Three Members Of International Cyber Fraud Ring Extradited From Romania To The United States
Romanian nationals Cristea Mircea, Ion Pieptea, and Nicolae Simion will make their first appearance before United States District Judge Edward R. Korman later today following their extradition to the United States from Romania. The defendants are charged with participating in a sophisticated multimillion dollar cyber fraud scheme that targeted consumers on U.S.-based Internet marketplace websites such as eBay.com. Their extradition followed a coordinated international takedown in December 2012, during which law enforcement officials in Romania, the Czech Republic, the United Kingdom, and Canada, acting at the request of the United States, arrested six Romanian nationals, including Mircea, Pieptea and Simion.1 The Bucharest Appeals Court ordered the extraditions of Mircea, Pieptea, and Simion on February 2, 2013. The defendants were subsequently transported to the Eastern District of New York and arraigned on March 27, 2013.
The extraditions were announced by Loretta E. Lynch, United States Attorney for the Eastern District of New York, and George C. Venizelos, Assistant Director-in-Charge, Federal Bureau of Investigation, New York Field Office
As alleged in the indictment, the defendants and their coconspirators saturated Internet marketplace websites, such as eBay.com, Cars.com, AutoTrader.com, and CycleTrader.com, with detailed advertisements for cars, motorcycles, boats, and other high-value items generally priced in the $10,000 to $45,000 range. Unbeknownst to the buyers, however, the merchandise did not exist. The so-called sellers corresponded with the victim buyers by email, sending fraudulent certificates of title and other information designed to lure the victims into parting with their money. Sometimes, they pretended to sell cars from nonexistent auto dealerships in the United States and even created phony websites for these fictitious dealerships.
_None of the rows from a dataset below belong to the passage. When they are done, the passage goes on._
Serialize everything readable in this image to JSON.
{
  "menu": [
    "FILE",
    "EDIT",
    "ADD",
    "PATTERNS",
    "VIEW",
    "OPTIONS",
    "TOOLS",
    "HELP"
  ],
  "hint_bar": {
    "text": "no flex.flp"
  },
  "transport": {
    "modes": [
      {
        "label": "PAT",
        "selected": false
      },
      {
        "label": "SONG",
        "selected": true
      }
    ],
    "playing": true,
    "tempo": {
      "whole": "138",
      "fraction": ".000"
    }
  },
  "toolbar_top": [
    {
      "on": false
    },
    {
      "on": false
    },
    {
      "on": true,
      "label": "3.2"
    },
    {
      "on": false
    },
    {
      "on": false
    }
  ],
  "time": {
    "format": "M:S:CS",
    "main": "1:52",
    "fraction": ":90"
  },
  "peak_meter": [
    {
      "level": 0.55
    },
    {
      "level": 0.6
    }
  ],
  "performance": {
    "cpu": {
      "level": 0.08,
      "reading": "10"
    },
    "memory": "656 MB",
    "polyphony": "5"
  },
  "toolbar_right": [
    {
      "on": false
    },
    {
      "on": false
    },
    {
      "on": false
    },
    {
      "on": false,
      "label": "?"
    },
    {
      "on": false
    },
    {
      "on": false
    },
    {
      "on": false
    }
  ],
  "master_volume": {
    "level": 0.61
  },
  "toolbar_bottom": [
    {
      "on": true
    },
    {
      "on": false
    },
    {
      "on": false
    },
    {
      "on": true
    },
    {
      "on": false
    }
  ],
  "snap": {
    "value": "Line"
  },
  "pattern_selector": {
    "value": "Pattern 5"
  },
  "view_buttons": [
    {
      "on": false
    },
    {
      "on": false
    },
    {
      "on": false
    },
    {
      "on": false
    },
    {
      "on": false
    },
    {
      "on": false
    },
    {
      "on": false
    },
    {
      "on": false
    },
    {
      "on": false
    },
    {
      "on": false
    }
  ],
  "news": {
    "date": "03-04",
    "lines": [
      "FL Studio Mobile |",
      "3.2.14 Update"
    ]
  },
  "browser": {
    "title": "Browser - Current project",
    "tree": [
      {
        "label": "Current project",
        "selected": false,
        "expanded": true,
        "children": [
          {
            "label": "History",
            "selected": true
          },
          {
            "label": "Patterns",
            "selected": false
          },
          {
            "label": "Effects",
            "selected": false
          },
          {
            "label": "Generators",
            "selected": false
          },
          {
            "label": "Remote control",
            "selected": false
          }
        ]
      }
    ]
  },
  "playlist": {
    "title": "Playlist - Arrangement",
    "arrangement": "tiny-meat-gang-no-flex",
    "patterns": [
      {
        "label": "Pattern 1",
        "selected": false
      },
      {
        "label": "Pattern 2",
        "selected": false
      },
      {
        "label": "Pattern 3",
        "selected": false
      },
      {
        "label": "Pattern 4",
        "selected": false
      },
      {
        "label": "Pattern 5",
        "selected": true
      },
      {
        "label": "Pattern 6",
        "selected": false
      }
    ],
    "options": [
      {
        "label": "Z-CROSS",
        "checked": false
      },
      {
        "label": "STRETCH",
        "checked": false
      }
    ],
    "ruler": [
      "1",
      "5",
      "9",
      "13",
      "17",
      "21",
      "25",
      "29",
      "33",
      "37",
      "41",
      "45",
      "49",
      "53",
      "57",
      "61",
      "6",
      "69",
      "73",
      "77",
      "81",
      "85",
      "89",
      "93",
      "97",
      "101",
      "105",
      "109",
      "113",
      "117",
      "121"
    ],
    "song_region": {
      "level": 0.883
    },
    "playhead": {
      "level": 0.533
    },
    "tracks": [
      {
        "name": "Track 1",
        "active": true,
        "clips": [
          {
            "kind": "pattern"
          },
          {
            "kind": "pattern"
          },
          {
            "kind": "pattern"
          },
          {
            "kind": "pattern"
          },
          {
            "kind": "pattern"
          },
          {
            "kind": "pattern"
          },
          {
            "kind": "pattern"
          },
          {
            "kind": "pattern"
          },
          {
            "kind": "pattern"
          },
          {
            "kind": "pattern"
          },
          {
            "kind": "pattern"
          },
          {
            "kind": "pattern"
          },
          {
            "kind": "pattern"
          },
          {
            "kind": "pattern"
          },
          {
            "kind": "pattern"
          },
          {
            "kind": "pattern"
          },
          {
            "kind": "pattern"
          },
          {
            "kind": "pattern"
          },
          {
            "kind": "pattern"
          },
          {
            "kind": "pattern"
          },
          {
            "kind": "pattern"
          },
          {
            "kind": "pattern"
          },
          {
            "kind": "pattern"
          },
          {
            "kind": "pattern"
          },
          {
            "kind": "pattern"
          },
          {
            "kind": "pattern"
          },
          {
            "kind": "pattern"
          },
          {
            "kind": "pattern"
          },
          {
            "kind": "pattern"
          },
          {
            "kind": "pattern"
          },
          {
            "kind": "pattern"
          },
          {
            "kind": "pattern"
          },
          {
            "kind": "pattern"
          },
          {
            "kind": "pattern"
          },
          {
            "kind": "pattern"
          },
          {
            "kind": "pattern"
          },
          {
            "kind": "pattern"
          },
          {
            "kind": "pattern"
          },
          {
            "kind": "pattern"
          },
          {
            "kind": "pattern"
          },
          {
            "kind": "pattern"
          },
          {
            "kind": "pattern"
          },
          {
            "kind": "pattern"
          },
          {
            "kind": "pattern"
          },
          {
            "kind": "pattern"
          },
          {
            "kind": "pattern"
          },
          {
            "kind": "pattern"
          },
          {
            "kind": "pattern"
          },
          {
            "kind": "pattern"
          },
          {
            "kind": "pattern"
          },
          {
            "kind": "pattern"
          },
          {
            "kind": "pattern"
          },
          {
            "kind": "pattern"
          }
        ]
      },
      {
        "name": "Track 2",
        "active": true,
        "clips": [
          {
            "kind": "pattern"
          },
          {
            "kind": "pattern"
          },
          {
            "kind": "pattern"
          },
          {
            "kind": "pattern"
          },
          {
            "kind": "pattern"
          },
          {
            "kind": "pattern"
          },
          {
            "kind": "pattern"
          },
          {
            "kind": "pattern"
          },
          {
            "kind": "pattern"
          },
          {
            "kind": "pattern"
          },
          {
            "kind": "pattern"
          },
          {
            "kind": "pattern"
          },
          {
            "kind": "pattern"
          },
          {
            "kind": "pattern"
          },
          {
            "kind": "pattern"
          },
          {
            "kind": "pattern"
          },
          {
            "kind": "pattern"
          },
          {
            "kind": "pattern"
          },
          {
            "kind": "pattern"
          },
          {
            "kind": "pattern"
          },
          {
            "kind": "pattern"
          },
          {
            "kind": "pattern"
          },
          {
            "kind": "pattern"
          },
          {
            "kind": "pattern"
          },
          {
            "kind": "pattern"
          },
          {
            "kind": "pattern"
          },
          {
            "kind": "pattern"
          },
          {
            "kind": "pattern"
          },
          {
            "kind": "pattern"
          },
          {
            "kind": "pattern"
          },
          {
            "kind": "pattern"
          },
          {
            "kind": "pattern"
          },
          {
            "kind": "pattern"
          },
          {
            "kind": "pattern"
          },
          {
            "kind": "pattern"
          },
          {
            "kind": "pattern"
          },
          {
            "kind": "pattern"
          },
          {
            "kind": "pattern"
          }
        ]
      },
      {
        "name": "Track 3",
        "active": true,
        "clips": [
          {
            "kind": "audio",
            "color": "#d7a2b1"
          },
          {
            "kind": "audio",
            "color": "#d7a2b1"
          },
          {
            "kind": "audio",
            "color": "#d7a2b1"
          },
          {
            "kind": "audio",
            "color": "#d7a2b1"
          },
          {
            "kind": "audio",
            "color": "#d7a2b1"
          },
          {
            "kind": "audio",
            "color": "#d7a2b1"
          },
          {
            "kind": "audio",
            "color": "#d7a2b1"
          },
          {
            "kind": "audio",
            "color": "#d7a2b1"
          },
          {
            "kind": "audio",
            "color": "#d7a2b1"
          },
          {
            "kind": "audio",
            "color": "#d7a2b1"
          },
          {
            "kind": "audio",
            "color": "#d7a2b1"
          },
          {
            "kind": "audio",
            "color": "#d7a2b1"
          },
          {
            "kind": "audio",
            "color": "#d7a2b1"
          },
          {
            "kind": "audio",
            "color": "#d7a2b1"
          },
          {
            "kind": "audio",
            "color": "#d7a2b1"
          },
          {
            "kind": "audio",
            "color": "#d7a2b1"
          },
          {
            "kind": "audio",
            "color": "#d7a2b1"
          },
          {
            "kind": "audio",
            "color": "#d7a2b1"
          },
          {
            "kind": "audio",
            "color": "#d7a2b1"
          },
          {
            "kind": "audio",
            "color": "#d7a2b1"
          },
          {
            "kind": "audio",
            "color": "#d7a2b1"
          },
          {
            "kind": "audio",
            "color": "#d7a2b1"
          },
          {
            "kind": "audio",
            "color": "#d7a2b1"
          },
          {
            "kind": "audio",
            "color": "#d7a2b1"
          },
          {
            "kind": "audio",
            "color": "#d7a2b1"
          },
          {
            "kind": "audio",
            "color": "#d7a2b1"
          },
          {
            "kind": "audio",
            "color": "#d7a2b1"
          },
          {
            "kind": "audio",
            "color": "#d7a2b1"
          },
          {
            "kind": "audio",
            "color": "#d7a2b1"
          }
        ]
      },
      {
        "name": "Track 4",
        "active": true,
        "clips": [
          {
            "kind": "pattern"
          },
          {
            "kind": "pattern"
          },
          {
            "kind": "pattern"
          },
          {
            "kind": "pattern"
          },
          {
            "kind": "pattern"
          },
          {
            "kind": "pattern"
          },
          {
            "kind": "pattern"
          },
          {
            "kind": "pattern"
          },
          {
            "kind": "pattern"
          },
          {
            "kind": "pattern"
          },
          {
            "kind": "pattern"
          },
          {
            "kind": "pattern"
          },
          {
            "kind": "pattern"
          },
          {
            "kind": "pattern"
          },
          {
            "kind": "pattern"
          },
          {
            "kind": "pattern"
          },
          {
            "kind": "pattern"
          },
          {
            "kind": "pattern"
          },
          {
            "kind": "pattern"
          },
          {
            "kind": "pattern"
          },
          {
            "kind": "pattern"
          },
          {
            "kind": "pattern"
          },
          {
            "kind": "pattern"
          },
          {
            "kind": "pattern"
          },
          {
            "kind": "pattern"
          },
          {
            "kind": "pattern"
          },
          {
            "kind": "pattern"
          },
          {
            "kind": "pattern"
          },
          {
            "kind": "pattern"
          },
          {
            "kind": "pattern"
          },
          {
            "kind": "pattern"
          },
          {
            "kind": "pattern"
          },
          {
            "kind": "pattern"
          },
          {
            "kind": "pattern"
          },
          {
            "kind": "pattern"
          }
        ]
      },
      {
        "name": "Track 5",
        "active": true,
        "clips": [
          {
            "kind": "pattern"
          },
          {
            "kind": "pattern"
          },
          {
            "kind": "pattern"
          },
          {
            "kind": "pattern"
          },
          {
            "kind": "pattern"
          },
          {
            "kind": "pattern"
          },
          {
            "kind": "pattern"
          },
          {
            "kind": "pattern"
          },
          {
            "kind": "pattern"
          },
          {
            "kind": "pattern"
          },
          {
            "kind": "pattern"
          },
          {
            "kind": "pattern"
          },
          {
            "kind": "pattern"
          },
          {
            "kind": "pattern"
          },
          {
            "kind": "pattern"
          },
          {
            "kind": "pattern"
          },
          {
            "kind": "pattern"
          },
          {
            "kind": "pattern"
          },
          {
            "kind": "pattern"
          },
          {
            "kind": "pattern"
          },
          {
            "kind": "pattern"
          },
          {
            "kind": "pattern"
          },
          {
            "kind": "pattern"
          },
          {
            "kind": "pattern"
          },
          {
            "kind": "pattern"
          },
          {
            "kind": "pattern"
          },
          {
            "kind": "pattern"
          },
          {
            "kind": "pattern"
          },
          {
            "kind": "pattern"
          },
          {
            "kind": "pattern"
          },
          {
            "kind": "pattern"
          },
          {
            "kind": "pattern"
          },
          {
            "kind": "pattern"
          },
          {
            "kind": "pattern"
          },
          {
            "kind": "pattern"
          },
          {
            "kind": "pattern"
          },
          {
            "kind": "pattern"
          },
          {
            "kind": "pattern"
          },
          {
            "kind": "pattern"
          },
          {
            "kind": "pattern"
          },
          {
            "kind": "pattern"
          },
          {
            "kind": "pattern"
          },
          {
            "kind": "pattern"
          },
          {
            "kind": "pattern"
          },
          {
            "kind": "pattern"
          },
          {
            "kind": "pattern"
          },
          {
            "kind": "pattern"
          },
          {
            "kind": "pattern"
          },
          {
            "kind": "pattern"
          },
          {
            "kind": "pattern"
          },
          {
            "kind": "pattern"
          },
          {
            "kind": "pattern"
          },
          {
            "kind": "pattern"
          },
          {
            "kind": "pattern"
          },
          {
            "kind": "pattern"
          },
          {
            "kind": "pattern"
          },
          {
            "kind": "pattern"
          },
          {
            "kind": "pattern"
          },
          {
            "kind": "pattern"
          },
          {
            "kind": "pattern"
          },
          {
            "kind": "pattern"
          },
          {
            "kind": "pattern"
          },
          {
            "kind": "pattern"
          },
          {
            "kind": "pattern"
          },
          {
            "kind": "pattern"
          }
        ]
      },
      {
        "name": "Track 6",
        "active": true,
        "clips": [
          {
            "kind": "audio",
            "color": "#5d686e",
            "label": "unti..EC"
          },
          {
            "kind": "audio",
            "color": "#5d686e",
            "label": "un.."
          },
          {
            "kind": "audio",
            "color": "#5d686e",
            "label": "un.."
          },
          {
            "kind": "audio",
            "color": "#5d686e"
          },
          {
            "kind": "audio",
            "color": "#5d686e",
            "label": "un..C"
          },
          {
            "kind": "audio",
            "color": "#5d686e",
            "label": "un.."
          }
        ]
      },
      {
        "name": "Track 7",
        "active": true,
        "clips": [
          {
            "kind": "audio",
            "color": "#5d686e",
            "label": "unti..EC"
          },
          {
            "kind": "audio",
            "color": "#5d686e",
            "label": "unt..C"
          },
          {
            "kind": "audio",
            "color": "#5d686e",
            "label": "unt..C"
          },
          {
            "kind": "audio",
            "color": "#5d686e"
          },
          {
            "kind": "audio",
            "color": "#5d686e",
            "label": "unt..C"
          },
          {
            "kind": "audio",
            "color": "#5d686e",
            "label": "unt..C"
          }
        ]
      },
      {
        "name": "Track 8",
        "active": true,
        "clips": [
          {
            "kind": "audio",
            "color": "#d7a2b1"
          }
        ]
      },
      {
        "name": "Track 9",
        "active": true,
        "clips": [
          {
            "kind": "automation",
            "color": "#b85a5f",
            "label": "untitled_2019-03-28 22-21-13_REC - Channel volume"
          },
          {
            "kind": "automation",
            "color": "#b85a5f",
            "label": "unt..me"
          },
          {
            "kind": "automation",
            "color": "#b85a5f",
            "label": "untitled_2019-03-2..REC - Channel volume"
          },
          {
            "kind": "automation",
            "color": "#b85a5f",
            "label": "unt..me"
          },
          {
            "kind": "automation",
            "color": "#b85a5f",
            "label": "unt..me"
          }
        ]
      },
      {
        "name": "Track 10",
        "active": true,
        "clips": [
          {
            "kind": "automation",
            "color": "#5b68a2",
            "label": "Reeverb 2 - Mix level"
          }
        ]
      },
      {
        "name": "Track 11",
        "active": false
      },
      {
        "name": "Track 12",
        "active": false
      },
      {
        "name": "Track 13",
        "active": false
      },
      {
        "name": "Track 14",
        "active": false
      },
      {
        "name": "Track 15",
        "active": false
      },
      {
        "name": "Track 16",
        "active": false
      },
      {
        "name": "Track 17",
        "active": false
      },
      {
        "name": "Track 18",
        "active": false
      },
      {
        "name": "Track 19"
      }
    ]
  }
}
The indictment further describes how, after the purported sellers reached an agreement with the victim buyers, they would often email them invoices purporting to be from Amazon Payments, PayPal, or other online payment services, with wire transfer instructions. However, these invoices were also fraudulent – the members of the conspiracy used counterfeit service marks in designing the invoices so that they would appear identical to communications from legitimate payment services. The fraudulent invoices directed the buyers to send money to American bank accounts that had been opened by foreign nationals in the United States, known as “arrows.” Finally, the “arrows” would collect the illicit proceeds and send them to the defendants in Europe by wire transfer and other methods. For example, the “arrows” forwarded defendant Pieptea $18,000 cash in fraud proceeds hidden inside hollowed-out audio speakers.
According to court filings, the defendants and their coconspirators allegedly defrauded their victims of at least $2 million during the course of the conspiracy. Notwithstanding the scope of the fraud, however, one of the coconspirators boasted, in a recorded conversation, that “criminals will not be extradited from Romania to the U.S.A. . . . it will never happen.”
Each defendant is charged with conspiracy to commit substantives offenses against the United States, wire fraud, and money laundering. The defendants face a maximum sentence of 20 years’ imprisonment on each count of conviction.
“These three defendants allegedly reached across the globe to defraud Americans, pretending to be legitimate online vendors and payment providers. In reality, they were con men with a computer. The defendants’ extraditions to the United States should make clear that our efforts to protect Internet consumers do not stop at our borders,” stated United States Attorney Lynch. “Thanks to our strong international partnerships, the notion that cybercriminals will never be extradited to the United States is merely a criminal’s fantasy.” Ms. Lynch extended her grateful appreciation to the FBI for its assistance.
The Romanian government, particularly the Ministry of Justice, the Romanian Internal Intelligence Service, and the Directorate for Combating Organized Crime, provided significant assistance and support during the investigation, arrest, and extradition of the defendants. The Department of Justice’s Office of International Affairs worked with its counterparts in Romania to effect the extraditions, and the U.S. Marshals Service coordinated and transported the defendants to the United States.
The government’s case is being prosecuted by Assistant United States Attorneys Cristina Posa, Nadia Shihata. and Claire Kedeshian, and Trial Attorney Carol Sipperly of the Criminal Division’s Computer Crimes and Intellectual Property Section.